What is behind the cinema screen? It is not surprising that cinema-in-the-cinema scenes are often used in horror films. For they irritate and unsettle by reminding us – the immobile viewers hidden in the cosy darkness – of our own questionable position. What if the forces of unlimited imagination penetrate through the canvas into our reality? What if the auditorium dissolves and with it the familiar laws of cinema itself? In a way never before seen, „tx-reverse“ shows this collision of reality and cinema and draws its viewers into a vortex in which the familiar order of space and time seems to be suspended. Back in the 1990s, Martin Reinhart invented a film technique called „tx-transform“, which exchanges time (t) and space axis (x) in the film. Normally, each individual film frame represents the entire space, but only a brief moment of time (1/24 second). In the case of tx-transformed films, however, the opposite is true: each film frame shows the entire time, but only a tiny part of the space – in cuts along the horizontal spatial axis, the left part of the image thus becomes the „before“, the right part the „after“.
Searching for stability in his life, Peter Thaler sets out on a hike in the Swiss mountains from which he will never return.

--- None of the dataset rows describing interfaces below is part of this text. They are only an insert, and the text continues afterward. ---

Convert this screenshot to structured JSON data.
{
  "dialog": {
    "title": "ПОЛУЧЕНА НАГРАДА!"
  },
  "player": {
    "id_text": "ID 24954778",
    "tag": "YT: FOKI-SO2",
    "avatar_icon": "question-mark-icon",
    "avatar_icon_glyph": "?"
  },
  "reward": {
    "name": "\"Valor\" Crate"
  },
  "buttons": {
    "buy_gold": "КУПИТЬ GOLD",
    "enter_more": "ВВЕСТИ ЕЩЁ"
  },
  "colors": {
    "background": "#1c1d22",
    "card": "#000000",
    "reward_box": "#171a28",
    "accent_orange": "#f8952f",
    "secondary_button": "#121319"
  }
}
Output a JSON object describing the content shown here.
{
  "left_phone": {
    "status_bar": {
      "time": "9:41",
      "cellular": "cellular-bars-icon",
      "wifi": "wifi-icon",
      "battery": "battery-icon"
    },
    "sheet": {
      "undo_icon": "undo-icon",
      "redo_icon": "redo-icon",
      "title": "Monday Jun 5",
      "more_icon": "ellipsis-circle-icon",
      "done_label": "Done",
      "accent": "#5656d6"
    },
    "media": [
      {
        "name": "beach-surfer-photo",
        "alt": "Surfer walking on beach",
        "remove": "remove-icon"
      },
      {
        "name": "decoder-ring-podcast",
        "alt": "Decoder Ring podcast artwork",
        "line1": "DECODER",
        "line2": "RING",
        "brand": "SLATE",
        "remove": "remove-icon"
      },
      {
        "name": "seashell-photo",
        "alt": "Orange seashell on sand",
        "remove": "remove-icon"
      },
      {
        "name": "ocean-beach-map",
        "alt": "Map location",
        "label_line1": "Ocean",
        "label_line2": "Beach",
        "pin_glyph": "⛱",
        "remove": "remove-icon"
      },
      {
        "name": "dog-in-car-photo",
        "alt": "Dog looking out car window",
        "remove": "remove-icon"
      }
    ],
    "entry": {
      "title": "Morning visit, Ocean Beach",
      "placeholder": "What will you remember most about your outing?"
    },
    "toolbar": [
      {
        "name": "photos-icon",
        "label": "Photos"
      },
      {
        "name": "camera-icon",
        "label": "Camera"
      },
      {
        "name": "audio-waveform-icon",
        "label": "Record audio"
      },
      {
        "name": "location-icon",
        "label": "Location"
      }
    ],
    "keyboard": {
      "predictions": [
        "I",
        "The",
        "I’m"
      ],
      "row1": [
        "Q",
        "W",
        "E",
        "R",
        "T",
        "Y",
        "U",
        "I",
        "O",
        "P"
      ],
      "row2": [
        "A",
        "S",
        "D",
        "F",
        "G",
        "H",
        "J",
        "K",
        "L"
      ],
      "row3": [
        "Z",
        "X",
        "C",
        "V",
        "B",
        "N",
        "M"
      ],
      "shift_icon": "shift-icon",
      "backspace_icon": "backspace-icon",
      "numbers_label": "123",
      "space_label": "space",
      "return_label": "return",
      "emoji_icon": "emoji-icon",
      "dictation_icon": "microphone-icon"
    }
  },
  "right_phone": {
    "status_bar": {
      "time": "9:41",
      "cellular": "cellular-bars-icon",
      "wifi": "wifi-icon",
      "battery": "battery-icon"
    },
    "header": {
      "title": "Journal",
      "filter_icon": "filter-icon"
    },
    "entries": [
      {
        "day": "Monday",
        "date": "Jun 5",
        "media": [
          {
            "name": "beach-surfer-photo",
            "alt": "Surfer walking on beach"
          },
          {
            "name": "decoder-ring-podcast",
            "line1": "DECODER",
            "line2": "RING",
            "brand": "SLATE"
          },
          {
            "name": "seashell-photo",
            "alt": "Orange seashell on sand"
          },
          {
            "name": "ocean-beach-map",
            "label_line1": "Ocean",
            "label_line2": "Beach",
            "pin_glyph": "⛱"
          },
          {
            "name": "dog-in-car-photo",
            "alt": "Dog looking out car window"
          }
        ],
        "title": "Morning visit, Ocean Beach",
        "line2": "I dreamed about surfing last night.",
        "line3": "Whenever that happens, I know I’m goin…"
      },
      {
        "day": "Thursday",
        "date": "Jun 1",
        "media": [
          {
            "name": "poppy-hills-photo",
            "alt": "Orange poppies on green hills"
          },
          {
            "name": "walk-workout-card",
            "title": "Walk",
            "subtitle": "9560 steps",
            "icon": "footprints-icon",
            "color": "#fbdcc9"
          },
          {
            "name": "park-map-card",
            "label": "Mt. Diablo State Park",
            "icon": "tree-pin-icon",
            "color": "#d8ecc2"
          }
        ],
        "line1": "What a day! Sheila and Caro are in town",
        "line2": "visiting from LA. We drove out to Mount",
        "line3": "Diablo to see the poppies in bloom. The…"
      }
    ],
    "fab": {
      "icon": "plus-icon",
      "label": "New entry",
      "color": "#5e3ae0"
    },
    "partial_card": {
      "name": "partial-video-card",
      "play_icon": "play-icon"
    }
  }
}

Based on the painting, The Scream leads the user into an exploration of the artist’s work and his obsessions. This interactive sensory virtual reality experience unfolds in three chapters, offering a unique interpretation.